TASK INSTRUCTIONS => All of the data below needs to be set down again, exactly as shown.

____ SUPPLIED RECORDS

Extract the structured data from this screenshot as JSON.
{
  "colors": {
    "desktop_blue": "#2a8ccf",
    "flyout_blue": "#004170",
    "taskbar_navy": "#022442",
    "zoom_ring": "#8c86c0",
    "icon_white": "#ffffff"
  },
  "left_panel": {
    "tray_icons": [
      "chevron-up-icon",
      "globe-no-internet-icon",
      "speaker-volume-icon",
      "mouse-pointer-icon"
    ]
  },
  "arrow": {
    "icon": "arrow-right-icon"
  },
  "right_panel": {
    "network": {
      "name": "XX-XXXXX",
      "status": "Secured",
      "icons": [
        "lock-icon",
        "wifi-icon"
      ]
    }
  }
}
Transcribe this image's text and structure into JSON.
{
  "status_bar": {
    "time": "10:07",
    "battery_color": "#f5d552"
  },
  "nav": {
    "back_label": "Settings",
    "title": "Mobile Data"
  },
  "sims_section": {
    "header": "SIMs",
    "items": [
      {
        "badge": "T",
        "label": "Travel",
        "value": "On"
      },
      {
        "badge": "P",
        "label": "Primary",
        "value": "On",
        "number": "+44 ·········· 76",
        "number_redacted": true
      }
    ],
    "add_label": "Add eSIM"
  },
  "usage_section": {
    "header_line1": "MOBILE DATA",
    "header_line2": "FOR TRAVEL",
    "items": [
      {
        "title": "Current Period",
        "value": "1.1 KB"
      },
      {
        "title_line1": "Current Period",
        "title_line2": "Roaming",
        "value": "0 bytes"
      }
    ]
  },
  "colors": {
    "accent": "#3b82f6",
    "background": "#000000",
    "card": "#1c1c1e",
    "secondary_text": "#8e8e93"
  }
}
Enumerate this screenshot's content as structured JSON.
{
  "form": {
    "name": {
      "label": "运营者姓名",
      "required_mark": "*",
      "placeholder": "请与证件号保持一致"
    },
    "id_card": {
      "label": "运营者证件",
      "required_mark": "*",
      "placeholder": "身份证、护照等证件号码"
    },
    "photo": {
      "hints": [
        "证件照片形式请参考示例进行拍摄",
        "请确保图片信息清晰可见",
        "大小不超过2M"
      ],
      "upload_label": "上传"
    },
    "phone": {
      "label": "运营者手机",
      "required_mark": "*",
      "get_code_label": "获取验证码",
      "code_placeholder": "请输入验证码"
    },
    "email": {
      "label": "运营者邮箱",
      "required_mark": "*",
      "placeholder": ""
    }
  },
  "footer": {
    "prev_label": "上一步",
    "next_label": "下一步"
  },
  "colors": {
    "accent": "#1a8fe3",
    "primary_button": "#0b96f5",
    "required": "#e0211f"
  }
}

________

TASK RESULT =>
Extract the structured data from this screenshot as JSON.
{
  "colors": {
    "desktop_blue": "#2a8ccf",
    "flyout_blue": "#004170",
    "taskbar_navy": "#022442",
    "zoom_ring": "#8c86c0",
    "icon_white": "#ffffff"
  },
  "left_panel": {
    "tray_icons": [
      "chevron-up-icon",
      "globe-no-internet-icon",
      "speaker-volume-icon",
      "mouse-pointer-icon"
    ]
  },
  "arrow": {
    "icon": "arrow-right-icon"
  },
  "right_panel": {
    "network": {
      "name": "XX-XXXXX",
      "status": "Secured",
      "icons": [
        "lock-icon",
        "wifi-icon"
      ]
    }
  }
}
Transcribe this image's text and structure into JSON.
{
  "status_bar": {
    "time": "10:07",
    "battery_color": "#f5d552"
  },
  "nav": {
    "back_label": "Settings",
    "title": "Mobile Data"
  },
  "sims_section": {
    "header": "SIMs",
    "items": [
      {
        "badge": "T",
        "label": "Travel",
        "value": "On"
      },
      {
        "badge": "P",
        "label": "Primary",
        "value": "On",
        "number": "+44 ·········· 76",
        "number_redacted": true
      }
    ],
    "add_label": "Add eSIM"
  },
  "usage_section": {
    "header_line1": "MOBILE DATA",
    "header_line2": "FOR TRAVEL",
    "items": [
      {
        "title": "Current Period",
        "value": "1.1 KB"
      },
      {
        "title_line1": "Current Period",
        "title_line2": "Roaming",
        "value": "0 bytes"
      }
    ]
  },
  "colors": {
    "accent": "#3b82f6",
    "background": "#000000",
    "card": "#1c1c1e",
    "secondary_text": "#8e8e93"
  }
}
Enumerate this screenshot's content as structured JSON.
{
  "form": {
    "name": {
      "label": "运营者姓名",
      "required_mark": "*",
      "placeholder": "请与证件号保持一致"
    },
    "id_card": {
      "label": "运营者证件",
      "required_mark": "*",
      "placeholder": "身份证、护照等证件号码"
    },
    "photo": {
      "hints": [
        "证件照片形式请参考示例进行拍摄",
        "请确保图片信息清晰可见",
        "大小不超过2M"
      ],
      "upload_label": "上传"
    },
    "phone": {
      "label": "运营者手机",
      "required_mark": "*",
      "get_code_label": "获取验证码",
      "code_placeholder": "请输入验证码"
    },
    "email": {
      "label": "运营者邮箱",
      "required_mark": "*",
      "placeholder": ""
    }
  },
  "footer": {
    "prev_label": "上一步",
    "next_label": "下一步"
  },
  "colors": {
    "accent": "#1a8fe3",
    "primary_button": "#0b96f5",
    "required": "#e0211f"
  }
}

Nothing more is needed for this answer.